* [REQUIRED ACTION] From the listing below, copy each line that holds "сценария".

+ + +

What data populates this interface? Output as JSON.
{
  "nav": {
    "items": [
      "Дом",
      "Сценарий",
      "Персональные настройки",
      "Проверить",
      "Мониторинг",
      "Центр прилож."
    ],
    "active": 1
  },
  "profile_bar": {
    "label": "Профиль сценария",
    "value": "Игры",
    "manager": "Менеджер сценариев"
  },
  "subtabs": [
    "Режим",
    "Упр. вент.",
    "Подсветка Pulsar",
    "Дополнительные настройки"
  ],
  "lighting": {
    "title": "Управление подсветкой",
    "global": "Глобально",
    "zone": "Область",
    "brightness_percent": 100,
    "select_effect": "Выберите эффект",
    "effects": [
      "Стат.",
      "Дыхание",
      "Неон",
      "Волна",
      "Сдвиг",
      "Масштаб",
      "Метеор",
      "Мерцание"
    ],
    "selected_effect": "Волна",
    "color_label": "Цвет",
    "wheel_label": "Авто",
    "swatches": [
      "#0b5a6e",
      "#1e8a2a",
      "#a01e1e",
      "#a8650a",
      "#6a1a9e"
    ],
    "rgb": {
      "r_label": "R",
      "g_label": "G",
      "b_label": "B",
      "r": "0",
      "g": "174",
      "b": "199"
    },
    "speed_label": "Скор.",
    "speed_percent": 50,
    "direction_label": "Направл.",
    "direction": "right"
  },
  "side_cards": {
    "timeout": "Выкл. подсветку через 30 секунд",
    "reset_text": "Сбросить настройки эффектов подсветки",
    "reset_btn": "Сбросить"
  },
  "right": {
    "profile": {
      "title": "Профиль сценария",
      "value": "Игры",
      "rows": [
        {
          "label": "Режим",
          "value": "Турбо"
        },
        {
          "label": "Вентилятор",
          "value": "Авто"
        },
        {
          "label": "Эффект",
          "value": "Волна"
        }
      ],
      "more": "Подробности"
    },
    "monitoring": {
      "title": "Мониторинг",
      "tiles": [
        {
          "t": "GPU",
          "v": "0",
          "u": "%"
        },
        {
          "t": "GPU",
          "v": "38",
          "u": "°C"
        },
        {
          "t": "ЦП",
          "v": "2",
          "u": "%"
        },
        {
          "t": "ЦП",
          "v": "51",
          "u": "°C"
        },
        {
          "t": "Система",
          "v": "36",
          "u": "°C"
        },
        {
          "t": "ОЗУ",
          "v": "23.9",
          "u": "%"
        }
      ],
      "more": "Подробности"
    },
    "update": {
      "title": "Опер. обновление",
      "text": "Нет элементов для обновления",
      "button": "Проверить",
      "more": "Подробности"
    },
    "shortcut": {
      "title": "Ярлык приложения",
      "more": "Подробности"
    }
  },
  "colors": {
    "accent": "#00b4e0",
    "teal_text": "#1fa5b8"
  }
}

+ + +

* [EXERCISE SOLUTION]
    "label": "Профиль сценария",
      "title": "Профиль сценария",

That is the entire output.